%%

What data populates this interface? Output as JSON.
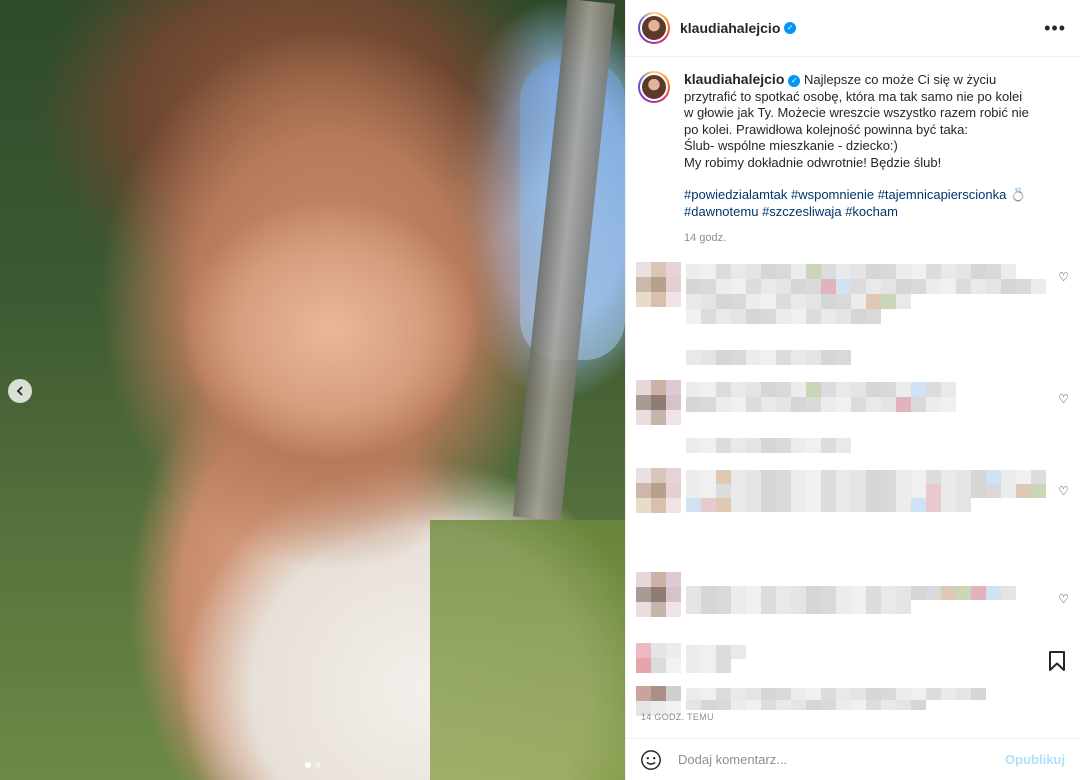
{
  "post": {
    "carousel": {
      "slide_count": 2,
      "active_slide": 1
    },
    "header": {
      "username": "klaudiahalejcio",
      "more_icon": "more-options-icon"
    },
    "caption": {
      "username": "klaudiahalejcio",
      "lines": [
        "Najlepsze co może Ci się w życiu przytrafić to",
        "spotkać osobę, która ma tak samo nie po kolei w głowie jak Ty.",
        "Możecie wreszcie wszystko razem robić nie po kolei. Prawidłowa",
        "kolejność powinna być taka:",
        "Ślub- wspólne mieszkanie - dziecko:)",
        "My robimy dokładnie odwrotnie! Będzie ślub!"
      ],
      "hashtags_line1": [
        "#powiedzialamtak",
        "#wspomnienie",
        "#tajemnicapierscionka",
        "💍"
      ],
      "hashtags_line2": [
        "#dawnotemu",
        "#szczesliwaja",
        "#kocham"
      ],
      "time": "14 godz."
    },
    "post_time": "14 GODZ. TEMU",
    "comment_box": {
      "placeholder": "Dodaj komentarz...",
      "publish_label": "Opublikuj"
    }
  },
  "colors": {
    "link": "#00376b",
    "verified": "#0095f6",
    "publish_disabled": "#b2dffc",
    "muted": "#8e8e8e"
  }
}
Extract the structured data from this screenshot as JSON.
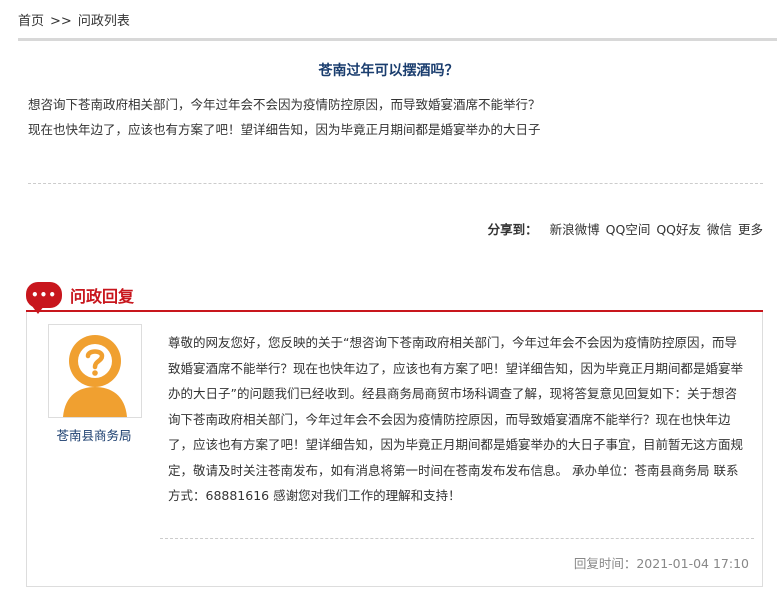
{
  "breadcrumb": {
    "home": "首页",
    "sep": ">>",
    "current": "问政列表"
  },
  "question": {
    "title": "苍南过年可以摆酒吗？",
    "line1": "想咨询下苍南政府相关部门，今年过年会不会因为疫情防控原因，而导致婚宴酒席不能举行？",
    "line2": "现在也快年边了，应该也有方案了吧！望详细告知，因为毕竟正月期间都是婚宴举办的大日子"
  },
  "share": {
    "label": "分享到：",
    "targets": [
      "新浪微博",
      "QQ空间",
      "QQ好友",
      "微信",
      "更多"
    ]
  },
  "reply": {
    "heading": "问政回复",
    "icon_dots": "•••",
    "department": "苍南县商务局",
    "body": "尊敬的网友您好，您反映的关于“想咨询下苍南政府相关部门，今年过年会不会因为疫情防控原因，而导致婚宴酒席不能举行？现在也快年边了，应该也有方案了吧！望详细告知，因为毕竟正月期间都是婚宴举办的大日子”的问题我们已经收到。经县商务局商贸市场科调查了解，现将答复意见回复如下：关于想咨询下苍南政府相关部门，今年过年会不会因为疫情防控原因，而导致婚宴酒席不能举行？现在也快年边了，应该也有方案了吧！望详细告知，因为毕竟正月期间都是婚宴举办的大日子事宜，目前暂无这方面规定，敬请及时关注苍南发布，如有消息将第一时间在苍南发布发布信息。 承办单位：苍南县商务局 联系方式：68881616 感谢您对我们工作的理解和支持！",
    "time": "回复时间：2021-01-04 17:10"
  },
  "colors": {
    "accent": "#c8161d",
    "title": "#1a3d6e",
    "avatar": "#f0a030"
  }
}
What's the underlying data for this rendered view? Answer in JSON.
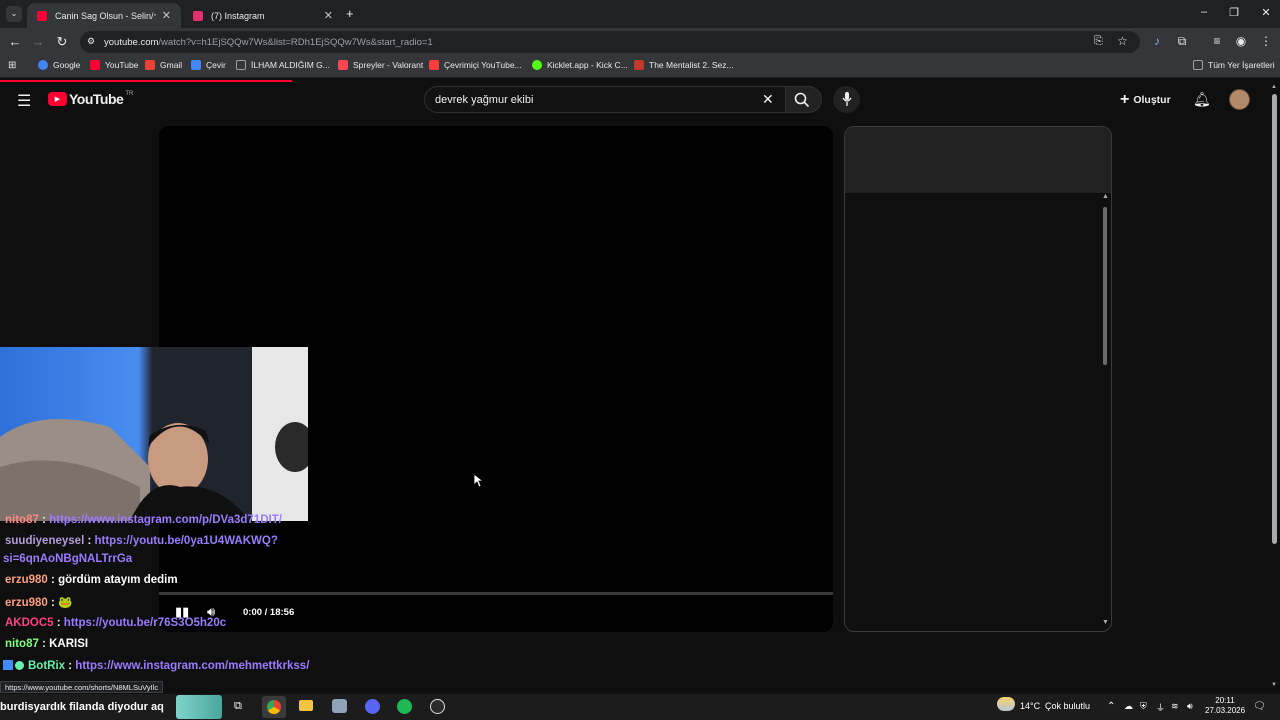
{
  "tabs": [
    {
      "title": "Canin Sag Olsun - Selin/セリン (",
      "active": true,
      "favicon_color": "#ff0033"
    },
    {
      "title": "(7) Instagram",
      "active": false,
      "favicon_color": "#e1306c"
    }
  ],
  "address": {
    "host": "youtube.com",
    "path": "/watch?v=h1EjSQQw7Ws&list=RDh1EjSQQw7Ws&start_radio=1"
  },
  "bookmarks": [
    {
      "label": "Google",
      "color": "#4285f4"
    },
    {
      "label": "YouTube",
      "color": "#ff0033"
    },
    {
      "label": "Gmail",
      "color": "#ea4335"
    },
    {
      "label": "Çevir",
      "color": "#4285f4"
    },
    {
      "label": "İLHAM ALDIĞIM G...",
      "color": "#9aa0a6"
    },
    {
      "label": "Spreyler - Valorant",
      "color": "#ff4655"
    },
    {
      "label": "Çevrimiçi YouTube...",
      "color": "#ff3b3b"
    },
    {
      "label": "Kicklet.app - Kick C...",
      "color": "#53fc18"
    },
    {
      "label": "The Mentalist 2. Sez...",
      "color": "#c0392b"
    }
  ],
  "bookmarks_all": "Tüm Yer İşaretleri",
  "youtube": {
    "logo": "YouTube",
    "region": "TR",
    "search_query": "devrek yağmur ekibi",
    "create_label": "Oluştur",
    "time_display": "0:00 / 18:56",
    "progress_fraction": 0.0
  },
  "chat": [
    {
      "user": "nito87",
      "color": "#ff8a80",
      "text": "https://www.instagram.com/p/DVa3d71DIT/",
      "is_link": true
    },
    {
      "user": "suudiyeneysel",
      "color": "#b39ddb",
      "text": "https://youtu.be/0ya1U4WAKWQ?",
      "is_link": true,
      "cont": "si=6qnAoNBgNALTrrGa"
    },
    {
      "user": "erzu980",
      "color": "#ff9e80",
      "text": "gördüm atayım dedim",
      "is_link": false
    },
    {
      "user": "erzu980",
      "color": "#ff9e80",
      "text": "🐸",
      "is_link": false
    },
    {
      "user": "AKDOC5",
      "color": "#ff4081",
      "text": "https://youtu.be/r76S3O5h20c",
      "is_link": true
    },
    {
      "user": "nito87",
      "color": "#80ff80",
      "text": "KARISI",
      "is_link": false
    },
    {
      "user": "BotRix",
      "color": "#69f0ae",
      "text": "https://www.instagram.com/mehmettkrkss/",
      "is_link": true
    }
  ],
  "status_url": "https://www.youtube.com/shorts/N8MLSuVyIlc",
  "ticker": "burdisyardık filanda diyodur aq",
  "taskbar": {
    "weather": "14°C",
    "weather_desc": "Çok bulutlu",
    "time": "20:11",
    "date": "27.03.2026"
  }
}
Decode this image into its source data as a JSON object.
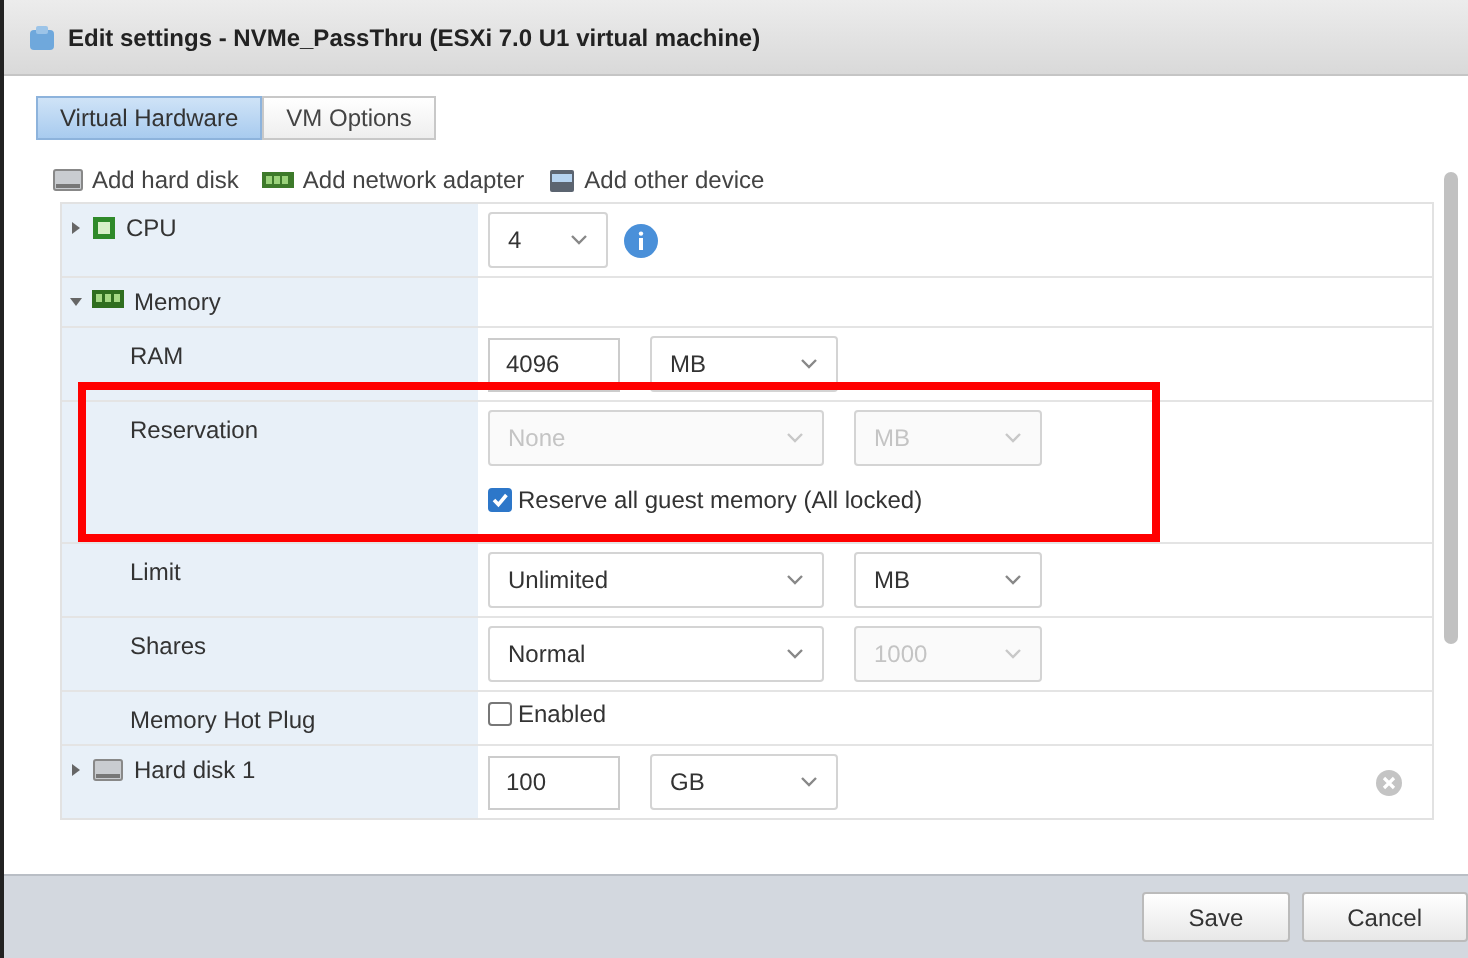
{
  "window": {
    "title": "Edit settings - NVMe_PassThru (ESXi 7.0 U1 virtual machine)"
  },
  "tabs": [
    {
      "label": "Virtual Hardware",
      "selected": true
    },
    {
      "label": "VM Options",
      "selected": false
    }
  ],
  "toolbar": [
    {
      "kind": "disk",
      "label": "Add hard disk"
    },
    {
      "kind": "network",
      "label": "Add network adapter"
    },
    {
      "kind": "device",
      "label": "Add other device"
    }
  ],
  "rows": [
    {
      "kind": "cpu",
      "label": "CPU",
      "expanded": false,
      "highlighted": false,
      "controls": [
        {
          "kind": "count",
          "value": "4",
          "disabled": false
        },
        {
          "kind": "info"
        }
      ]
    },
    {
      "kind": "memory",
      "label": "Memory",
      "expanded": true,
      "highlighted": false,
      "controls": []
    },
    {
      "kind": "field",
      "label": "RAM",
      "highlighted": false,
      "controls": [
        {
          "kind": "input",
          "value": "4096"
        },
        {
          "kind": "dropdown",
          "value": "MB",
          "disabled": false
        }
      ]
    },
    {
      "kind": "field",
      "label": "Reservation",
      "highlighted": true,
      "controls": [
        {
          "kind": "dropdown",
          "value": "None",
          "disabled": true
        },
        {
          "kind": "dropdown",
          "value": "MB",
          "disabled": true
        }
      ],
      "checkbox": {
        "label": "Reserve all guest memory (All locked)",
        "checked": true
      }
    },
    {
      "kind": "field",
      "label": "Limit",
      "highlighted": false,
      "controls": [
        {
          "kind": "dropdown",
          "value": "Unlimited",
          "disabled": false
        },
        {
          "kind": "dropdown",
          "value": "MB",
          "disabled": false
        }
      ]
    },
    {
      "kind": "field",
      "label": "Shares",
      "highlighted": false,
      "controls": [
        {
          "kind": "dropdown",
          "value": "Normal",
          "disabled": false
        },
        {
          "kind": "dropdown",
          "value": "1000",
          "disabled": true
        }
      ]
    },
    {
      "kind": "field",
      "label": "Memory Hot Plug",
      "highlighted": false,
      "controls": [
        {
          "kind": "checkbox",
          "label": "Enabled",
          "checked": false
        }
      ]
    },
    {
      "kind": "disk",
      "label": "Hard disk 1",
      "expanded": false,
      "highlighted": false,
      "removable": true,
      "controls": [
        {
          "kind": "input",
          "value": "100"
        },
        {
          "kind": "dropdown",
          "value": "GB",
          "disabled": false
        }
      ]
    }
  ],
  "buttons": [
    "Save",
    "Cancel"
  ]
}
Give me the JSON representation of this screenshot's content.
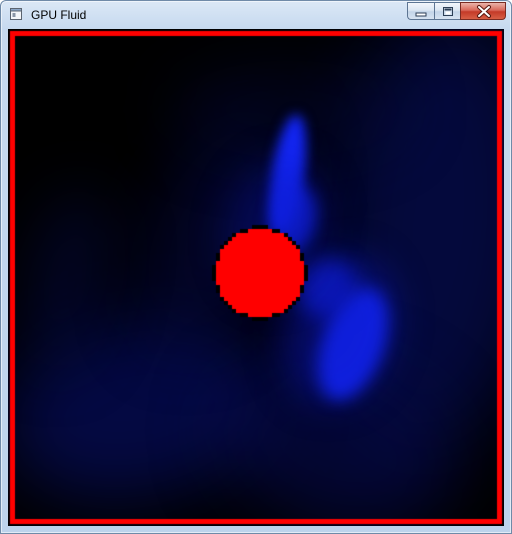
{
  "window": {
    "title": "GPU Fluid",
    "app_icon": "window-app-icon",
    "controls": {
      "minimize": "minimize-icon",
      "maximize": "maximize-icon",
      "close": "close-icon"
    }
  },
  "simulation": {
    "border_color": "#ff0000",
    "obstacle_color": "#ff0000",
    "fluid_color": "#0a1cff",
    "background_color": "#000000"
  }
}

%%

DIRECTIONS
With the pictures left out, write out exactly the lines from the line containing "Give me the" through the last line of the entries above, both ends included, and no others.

EXERCISE RESPONSE
Give me the JSON representation of this screenshot's content.
{
  "window": {
    "title": "GPU Fluid",
    "app_icon": "window-app-icon",
    "controls": {
      "minimize": "minimize-icon",
      "maximize": "maximize-icon",
      "close": "close-icon"
    }
  },
  "simulation": {
    "border_color": "#ff0000",
    "obstacle_color": "#ff0000",
    "fluid_color": "#0a1cff",
    "background_color": "#000000"
  }
}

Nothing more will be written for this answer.